**EXERCISE:** If a line in the records below contains the word "icon", copy it.
Segment Start: SUPPLIED ENTRIES
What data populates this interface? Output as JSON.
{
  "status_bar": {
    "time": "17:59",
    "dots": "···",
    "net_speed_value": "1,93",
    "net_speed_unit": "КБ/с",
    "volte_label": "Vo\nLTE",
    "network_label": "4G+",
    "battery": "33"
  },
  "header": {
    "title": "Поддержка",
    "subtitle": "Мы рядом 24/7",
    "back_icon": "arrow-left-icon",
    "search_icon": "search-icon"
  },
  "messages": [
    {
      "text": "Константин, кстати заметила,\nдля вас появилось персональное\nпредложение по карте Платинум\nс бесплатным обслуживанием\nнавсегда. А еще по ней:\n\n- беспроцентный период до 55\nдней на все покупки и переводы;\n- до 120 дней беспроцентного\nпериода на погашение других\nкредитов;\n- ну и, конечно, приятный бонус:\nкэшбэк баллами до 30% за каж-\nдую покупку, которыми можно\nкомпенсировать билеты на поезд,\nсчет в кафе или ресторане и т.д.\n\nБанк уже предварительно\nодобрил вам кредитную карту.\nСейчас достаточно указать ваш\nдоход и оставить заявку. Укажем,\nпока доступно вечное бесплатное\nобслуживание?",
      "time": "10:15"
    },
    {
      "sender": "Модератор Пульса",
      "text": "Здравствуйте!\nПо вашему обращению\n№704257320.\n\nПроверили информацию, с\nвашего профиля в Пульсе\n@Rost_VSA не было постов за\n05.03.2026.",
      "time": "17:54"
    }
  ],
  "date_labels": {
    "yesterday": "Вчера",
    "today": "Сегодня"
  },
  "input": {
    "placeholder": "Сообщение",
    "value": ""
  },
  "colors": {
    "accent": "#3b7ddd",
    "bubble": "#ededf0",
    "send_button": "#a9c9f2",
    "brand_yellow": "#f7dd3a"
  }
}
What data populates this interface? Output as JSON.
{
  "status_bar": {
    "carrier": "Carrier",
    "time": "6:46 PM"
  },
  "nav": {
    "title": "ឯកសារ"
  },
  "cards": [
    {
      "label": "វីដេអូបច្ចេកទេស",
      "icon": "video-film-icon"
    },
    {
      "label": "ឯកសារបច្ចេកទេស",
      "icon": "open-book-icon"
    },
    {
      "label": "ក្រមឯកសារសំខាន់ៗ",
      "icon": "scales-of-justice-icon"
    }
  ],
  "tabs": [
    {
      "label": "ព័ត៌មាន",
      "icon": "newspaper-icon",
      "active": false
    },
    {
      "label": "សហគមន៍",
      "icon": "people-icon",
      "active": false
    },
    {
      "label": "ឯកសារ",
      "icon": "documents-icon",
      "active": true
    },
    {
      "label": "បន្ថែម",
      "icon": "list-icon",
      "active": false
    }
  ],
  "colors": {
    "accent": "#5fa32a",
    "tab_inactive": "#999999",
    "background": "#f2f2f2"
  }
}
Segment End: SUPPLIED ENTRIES
**PROBLEM SOLUTION:**
    "back_icon": "arrow-left-icon",
    "search_icon": "search-icon"
      "icon": "video-film-icon"
      "icon": "open-book-icon"
      "icon": "scales-of-justice-icon"
      "icon": "newspaper-icon",
      "icon": "people-icon",
      "icon": "documents-icon",
      "icon": "list-icon",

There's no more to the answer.